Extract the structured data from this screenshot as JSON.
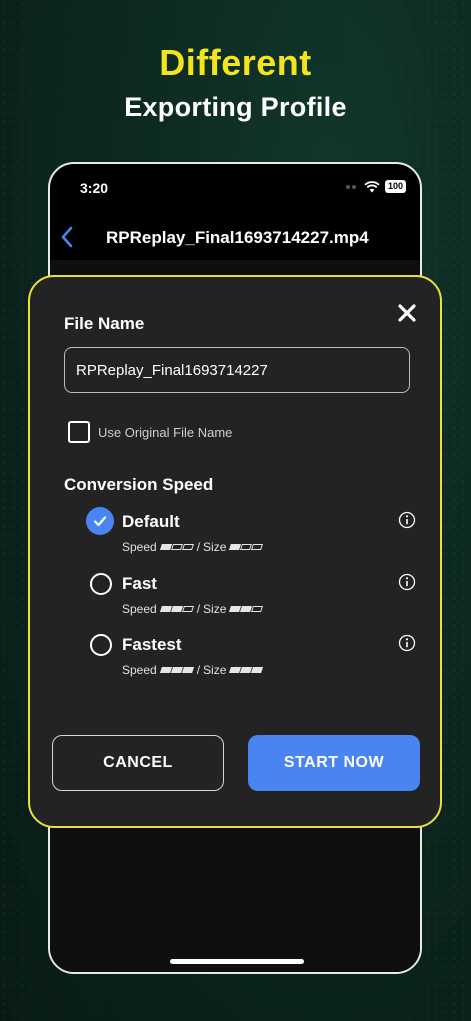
{
  "promo": {
    "headline": "Different",
    "subheadline": "Exporting Profile"
  },
  "colors": {
    "headline": "#f2e51b",
    "accent": "#4a84f0",
    "dialog_border": "#ece03a",
    "dialog_bg": "#232323"
  },
  "status_bar": {
    "time": "3:20",
    "battery": "100",
    "icons": [
      "signal-dots-icon",
      "wifi-icon",
      "battery-icon"
    ]
  },
  "nav": {
    "back_icon": "chevron-left-icon",
    "title": "RPReplay_Final1693714227.mp4"
  },
  "dialog": {
    "close_icon": "close-icon",
    "file_name_label": "File Name",
    "file_name_value": "RPReplay_Final1693714227",
    "use_original_label": "Use Original File Name",
    "use_original_checked": false,
    "conversion_speed_label": "Conversion Speed",
    "options": [
      {
        "name": "Default",
        "speed_label": "Speed",
        "separator": "/",
        "size_label": "Size",
        "speed_level": 1,
        "size_level": 1,
        "max_level": 3,
        "selected": true,
        "info_icon": "info-icon"
      },
      {
        "name": "Fast",
        "speed_label": "Speed",
        "separator": "/",
        "size_label": "Size",
        "speed_level": 2,
        "size_level": 2,
        "max_level": 3,
        "selected": false,
        "info_icon": "info-icon"
      },
      {
        "name": "Fastest",
        "speed_label": "Speed",
        "separator": "/",
        "size_label": "Size",
        "speed_level": 3,
        "size_level": 3,
        "max_level": 3,
        "selected": false,
        "info_icon": "info-icon"
      }
    ],
    "cancel_label": "CANCEL",
    "start_label": "START NOW"
  }
}
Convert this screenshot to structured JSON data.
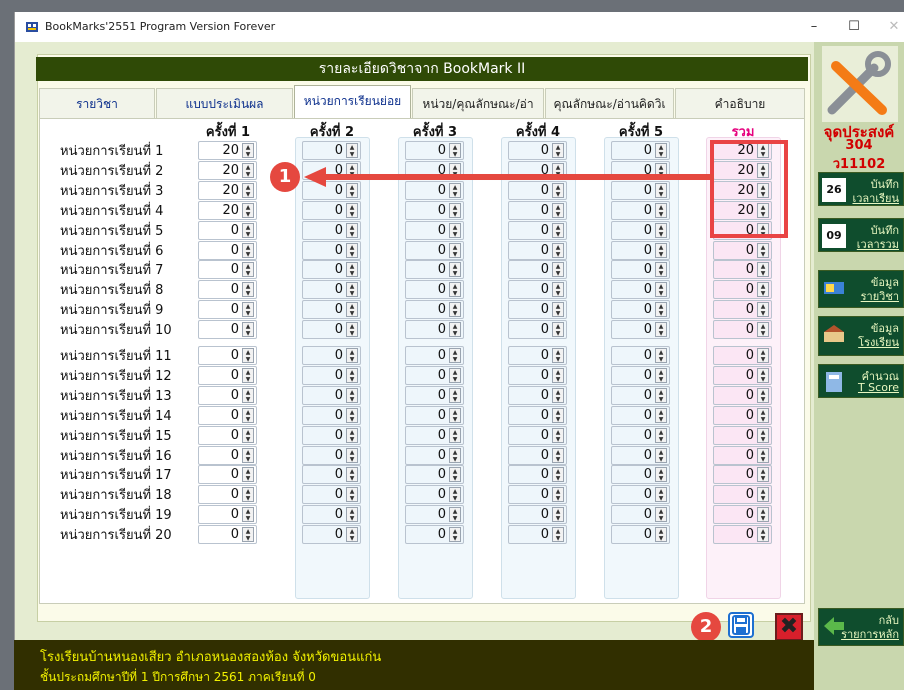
{
  "window": {
    "title": "BookMarks'2551 Program Version Forever",
    "min_glyph": "–",
    "max_glyph": "☐",
    "close_glyph": "✕"
  },
  "header": {
    "title": "รายละเอียดวิชาจาก BookMark II"
  },
  "tabs": [
    {
      "label": "รายวิชา",
      "active": false
    },
    {
      "label": "แบบประเมินผล",
      "active": false
    },
    {
      "label": "หน่วยการเรียนย่อย",
      "active": true
    },
    {
      "label": "หน่วย/คุณลักษณะ/อ่า",
      "active": false
    },
    {
      "label": "คุณลักษณะ/อ่านคิดวิเ",
      "active": false
    },
    {
      "label": "คำอธิบาย",
      "active": false
    }
  ],
  "columns": [
    "ครั้งที่ 1",
    "ครั้งที่ 2",
    "ครั้งที่ 3",
    "ครั้งที่ 4",
    "ครั้งที่ 5",
    "รวม"
  ],
  "rows": [
    {
      "label": "หน่วยการเรียนที่ 1",
      "values": [
        "20",
        "0",
        "0",
        "0",
        "0",
        "20"
      ]
    },
    {
      "label": "หน่วยการเรียนที่ 2",
      "values": [
        "20",
        "0",
        "0",
        "0",
        "0",
        "20"
      ]
    },
    {
      "label": "หน่วยการเรียนที่ 3",
      "values": [
        "20",
        "0",
        "0",
        "0",
        "0",
        "20"
      ]
    },
    {
      "label": "หน่วยการเรียนที่ 4",
      "values": [
        "20",
        "0",
        "0",
        "0",
        "0",
        "20"
      ]
    },
    {
      "label": "หน่วยการเรียนที่ 5",
      "values": [
        "0",
        "0",
        "0",
        "0",
        "0",
        "0"
      ]
    },
    {
      "label": "หน่วยการเรียนที่ 6",
      "values": [
        "0",
        "0",
        "0",
        "0",
        "0",
        "0"
      ]
    },
    {
      "label": "หน่วยการเรียนที่ 7",
      "values": [
        "0",
        "0",
        "0",
        "0",
        "0",
        "0"
      ]
    },
    {
      "label": "หน่วยการเรียนที่ 8",
      "values": [
        "0",
        "0",
        "0",
        "0",
        "0",
        "0"
      ]
    },
    {
      "label": "หน่วยการเรียนที่ 9",
      "values": [
        "0",
        "0",
        "0",
        "0",
        "0",
        "0"
      ]
    },
    {
      "label": "หน่วยการเรียนที่ 10",
      "values": [
        "0",
        "0",
        "0",
        "0",
        "0",
        "0"
      ]
    },
    {
      "label": "หน่วยการเรียนที่ 11",
      "values": [
        "0",
        "0",
        "0",
        "0",
        "0",
        "0"
      ]
    },
    {
      "label": "หน่วยการเรียนที่ 12",
      "values": [
        "0",
        "0",
        "0",
        "0",
        "0",
        "0"
      ]
    },
    {
      "label": "หน่วยการเรียนที่ 13",
      "values": [
        "0",
        "0",
        "0",
        "0",
        "0",
        "0"
      ]
    },
    {
      "label": "หน่วยการเรียนที่ 14",
      "values": [
        "0",
        "0",
        "0",
        "0",
        "0",
        "0"
      ]
    },
    {
      "label": "หน่วยการเรียนที่ 15",
      "values": [
        "0",
        "0",
        "0",
        "0",
        "0",
        "0"
      ]
    },
    {
      "label": "หน่วยการเรียนที่ 16",
      "values": [
        "0",
        "0",
        "0",
        "0",
        "0",
        "0"
      ]
    },
    {
      "label": "หน่วยการเรียนที่ 17",
      "values": [
        "0",
        "0",
        "0",
        "0",
        "0",
        "0"
      ]
    },
    {
      "label": "หน่วยการเรียนที่ 18",
      "values": [
        "0",
        "0",
        "0",
        "0",
        "0",
        "0"
      ]
    },
    {
      "label": "หน่วยการเรียนที่ 19",
      "values": [
        "0",
        "0",
        "0",
        "0",
        "0",
        "0"
      ]
    },
    {
      "label": "หน่วยการเรียนที่ 20",
      "values": [
        "0",
        "0",
        "0",
        "0",
        "0",
        "0"
      ]
    }
  ],
  "annotations": {
    "badge_1": "1",
    "badge_2": "2"
  },
  "actions": {
    "save_icon": "save-icon",
    "cancel_glyph": "✖"
  },
  "footer": {
    "line1": "โรงเรียนบ้านหนองเสียว อำเภอหนองสองห้อง จังหวัดขอนแก่น",
    "line2": "ชั้นประถมศึกษาปีที่ 1 ปีการศึกษา 2561 ภาคเรียนที่ 0"
  },
  "sidebar": {
    "title": "จุดประสงค์",
    "code1": "304",
    "code2": "ว11102",
    "buttons": [
      {
        "line1": "บันทึก",
        "line2": "เวลาเรียน",
        "icon": "calendar-26-icon",
        "icon_text": "26"
      },
      {
        "line1": "บันทึก",
        "line2": "เวลารวม",
        "icon": "calendar-09-icon",
        "icon_text": "09"
      },
      {
        "line1": "ข้อมูล",
        "line2": "รายวิชา",
        "icon": "book-icon"
      },
      {
        "line1": "ข้อมูล",
        "line2": "โรงเรียน",
        "icon": "school-icon"
      },
      {
        "line1": "คำนวณ",
        "line2": "T Score",
        "icon": "calculator-icon"
      },
      {
        "line1": "กลับ",
        "line2": "รายการหลัก",
        "icon": "back-arrow-icon"
      }
    ]
  },
  "colors": {
    "header_bg": "#2f4a06",
    "accent_red": "#e5483f",
    "total_pink": "#e6007e",
    "footer_text": "#f2f200"
  }
}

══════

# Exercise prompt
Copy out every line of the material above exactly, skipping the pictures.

# Solution to this problem
Extract the structured data from this screenshot as JSON.
{
  "promo": {
    "headline": "Different",
    "subheadline": "Exporting Profile"
  },
  "colors": {
    "headline": "#f2e51b",
    "accent": "#4a84f0",
    "dialog_border": "#ece03a",
    "dialog_bg": "#232323"
  },
  "status_bar": {
    "time": "3:20",
    "battery": "100",
    "icons": [
      "signal-dots-icon",
      "wifi-icon",
      "battery-icon"
    ]
  },
  "nav": {
    "back_icon": "chevron-left-icon",
    "title": "RPReplay_Final1693714227.mp4"
  },
  "dialog": {
    "close_icon": "close-icon",
    "file_name_label": "File Name",
    "file_name_value": "RPReplay_Final1693714227",
    "use_original_label": "Use Original File Name",
    "use_original_checked": false,
    "conversion_speed_label": "Conversion Speed",
    "options": [
      {
        "name": "Default",
        "speed_label": "Speed",
        "separator": "/",
        "size_label": "Size",
        "speed_level": 1,
        "size_level": 1,
        "max_level": 3,
        "selected": true,
        "info_icon": "info-icon"
      },
      {
        "name": "Fast",
        "speed_label": "Speed",
        "separator": "/",
        "size_label": "Size",
        "speed_level": 2,
        "size_level": 2,
        "max_level": 3,
        "selected": false,
        "info_icon": "info-icon"
      },
      {
        "name": "Fastest",
        "speed_label": "Speed",
        "separator": "/",
        "size_label": "Size",
        "speed_level": 3,
        "size_level": 3,
        "max_level": 3,
        "selected": false,
        "info_icon": "info-icon"
      }
    ],
    "cancel_label": "CANCEL",
    "start_label": "START NOW"
  }
}
Convert this screenshot to structured JSON data.
{
  "window": {
    "title": "BookMarks'2551 Program Version Forever",
    "min_glyph": "–",
    "max_glyph": "☐",
    "close_glyph": "✕"
  },
  "header": {
    "title": "รายละเอียดวิชาจาก BookMark II"
  },
  "tabs": [
    {
      "label": "รายวิชา",
      "active": false
    },
    {
      "label": "แบบประเมินผล",
      "active": false
    },
    {
      "label": "หน่วยการเรียนย่อย",
      "active": true
    },
    {
      "label": "หน่วย/คุณลักษณะ/อ่า",
      "active": false
    },
    {
      "label": "คุณลักษณะ/อ่านคิดวิเ",
      "active": false
    },
    {
      "label": "คำอธิบาย",
      "active": false
    }
  ],
  "columns": [
    "ครั้งที่ 1",
    "ครั้งที่ 2",
    "ครั้งที่ 3",
    "ครั้งที่ 4",
    "ครั้งที่ 5",
    "รวม"
  ],
  "rows": [
    {
      "label": "หน่วยการเรียนที่ 1",
      "values": [
        "20",
        "0",
        "0",
        "0",
        "0",
        "20"
      ]
    },
    {
      "label": "หน่วยการเรียนที่ 2",
      "values": [
        "20",
        "0",
        "0",
        "0",
        "0",
        "20"
      ]
    },
    {
      "label": "หน่วยการเรียนที่ 3",
      "values": [
        "20",
        "0",
        "0",
        "0",
        "0",
        "20"
      ]
    },
    {
      "label": "หน่วยการเรียนที่ 4",
      "values": [
        "20",
        "0",
        "0",
        "0",
        "0",
        "20"
      ]
    },
    {
      "label": "หน่วยการเรียนที่ 5",
      "values": [
        "0",
        "0",
        "0",
        "0",
        "0",
        "0"
      ]
    },
    {
      "label": "หน่วยการเรียนที่ 6",
      "values": [
        "0",
        "0",
        "0",
        "0",
        "0",
        "0"
      ]
    },
    {
      "label": "หน่วยการเรียนที่ 7",
      "values": [
        "0",
        "0",
        "0",
        "0",
        "0",
        "0"
      ]
    },
    {
      "label": "หน่วยการเรียนที่ 8",
      "values": [
        "0",
        "0",
        "0",
        "0",
        "0",
        "0"
      ]
    },
    {
      "label": "หน่วยการเรียนที่ 9",
      "values": [
        "0",
        "0",
        "0",
        "0",
        "0",
        "0"
      ]
    },
    {
      "label": "หน่วยการเรียนที่ 10",
      "values": [
        "0",
        "0",
        "0",
        "0",
        "0",
        "0"
      ]
    },
    {
      "label": "หน่วยการเรียนที่ 11",
      "values": [
        "0",
        "0",
        "0",
        "0",
        "0",
        "0"
      ]
    },
    {
      "label": "หน่วยการเรียนที่ 12",
      "values": [
        "0",
        "0",
        "0",
        "0",
        "0",
        "0"
      ]
    },
    {
      "label": "หน่วยการเรียนที่ 13",
      "values": [
        "0",
        "0",
        "0",
        "0",
        "0",
        "0"
      ]
    },
    {
      "label": "หน่วยการเรียนที่ 14",
      "values": [
        "0",
        "0",
        "0",
        "0",
        "0",
        "0"
      ]
    },
    {
      "label": "หน่วยการเรียนที่ 15",
      "values": [
        "0",
        "0",
        "0",
        "0",
        "0",
        "0"
      ]
    },
    {
      "label": "หน่วยการเรียนที่ 16",
      "values": [
        "0",
        "0",
        "0",
        "0",
        "0",
        "0"
      ]
    },
    {
      "label": "หน่วยการเรียนที่ 17",
      "values": [
        "0",
        "0",
        "0",
        "0",
        "0",
        "0"
      ]
    },
    {
      "label": "หน่วยการเรียนที่ 18",
      "values": [
        "0",
        "0",
        "0",
        "0",
        "0",
        "0"
      ]
    },
    {
      "label": "หน่วยการเรียนที่ 19",
      "values": [
        "0",
        "0",
        "0",
        "0",
        "0",
        "0"
      ]
    },
    {
      "label": "หน่วยการเรียนที่ 20",
      "values": [
        "0",
        "0",
        "0",
        "0",
        "0",
        "0"
      ]
    }
  ],
  "annotations": {
    "badge_1": "1",
    "badge_2": "2"
  },
  "actions": {
    "save_icon": "save-icon",
    "cancel_glyph": "✖"
  },
  "footer": {
    "line1": "โรงเรียนบ้านหนองเสียว อำเภอหนองสองห้อง จังหวัดขอนแก่น",
    "line2": "ชั้นประถมศึกษาปีที่ 1 ปีการศึกษา 2561 ภาคเรียนที่ 0"
  },
  "sidebar": {
    "title": "จุดประสงค์",
    "code1": "304",
    "code2": "ว11102",
    "buttons": [
      {
        "line1": "บันทึก",
        "line2": "เวลาเรียน",
        "icon": "calendar-26-icon",
        "icon_text": "26"
      },
      {
        "line1": "บันทึก",
        "line2": "เวลารวม",
        "icon": "calendar-09-icon",
        "icon_text": "09"
      },
      {
        "line1": "ข้อมูล",
        "line2": "รายวิชา",
        "icon": "book-icon"
      },
      {
        "line1": "ข้อมูล",
        "line2": "โรงเรียน",
        "icon": "school-icon"
      },
      {
        "line1": "คำนวณ",
        "line2": "T Score",
        "icon": "calculator-icon"
      },
      {
        "line1": "กลับ",
        "line2": "รายการหลัก",
        "icon": "back-arrow-icon"
      }
    ]
  },
  "colors": {
    "header_bg": "#2f4a06",
    "accent_red": "#e5483f",
    "total_pink": "#e6007e",
    "footer_text": "#f2f200"
  }
}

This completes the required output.